Excerpts from a dataset:
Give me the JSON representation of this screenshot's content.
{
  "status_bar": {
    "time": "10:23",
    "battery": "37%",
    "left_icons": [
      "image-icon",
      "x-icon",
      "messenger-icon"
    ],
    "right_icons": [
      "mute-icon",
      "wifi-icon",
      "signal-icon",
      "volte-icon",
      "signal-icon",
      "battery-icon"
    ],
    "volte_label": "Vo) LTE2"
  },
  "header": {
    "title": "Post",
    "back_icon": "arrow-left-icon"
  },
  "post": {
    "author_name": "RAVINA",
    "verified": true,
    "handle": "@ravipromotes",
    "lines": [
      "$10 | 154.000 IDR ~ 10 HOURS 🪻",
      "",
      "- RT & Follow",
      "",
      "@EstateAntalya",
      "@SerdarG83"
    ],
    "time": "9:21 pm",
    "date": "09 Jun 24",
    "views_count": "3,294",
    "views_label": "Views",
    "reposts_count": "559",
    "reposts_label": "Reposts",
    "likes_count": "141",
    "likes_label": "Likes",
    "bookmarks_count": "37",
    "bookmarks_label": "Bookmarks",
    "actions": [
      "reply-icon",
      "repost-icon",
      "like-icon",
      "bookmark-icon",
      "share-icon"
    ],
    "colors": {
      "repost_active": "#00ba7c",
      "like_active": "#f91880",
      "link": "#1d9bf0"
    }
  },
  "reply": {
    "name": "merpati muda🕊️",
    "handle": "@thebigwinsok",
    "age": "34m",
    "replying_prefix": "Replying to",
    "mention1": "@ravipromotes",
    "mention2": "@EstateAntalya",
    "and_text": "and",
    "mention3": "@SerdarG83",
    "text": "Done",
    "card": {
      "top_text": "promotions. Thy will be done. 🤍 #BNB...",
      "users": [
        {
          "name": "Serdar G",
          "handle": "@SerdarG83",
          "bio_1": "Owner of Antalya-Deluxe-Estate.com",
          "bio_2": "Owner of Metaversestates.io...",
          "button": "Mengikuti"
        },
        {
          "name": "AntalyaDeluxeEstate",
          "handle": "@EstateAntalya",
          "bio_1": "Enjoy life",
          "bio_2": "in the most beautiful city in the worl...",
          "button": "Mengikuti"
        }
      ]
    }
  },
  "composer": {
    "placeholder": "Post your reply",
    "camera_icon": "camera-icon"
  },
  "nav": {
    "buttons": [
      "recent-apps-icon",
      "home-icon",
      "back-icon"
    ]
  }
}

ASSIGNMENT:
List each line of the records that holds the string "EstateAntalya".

SOLUTION FOR THIS TASK:
      "@EstateAntalya",
    "mention2": "@EstateAntalya",
          "handle": "@EstateAntalya",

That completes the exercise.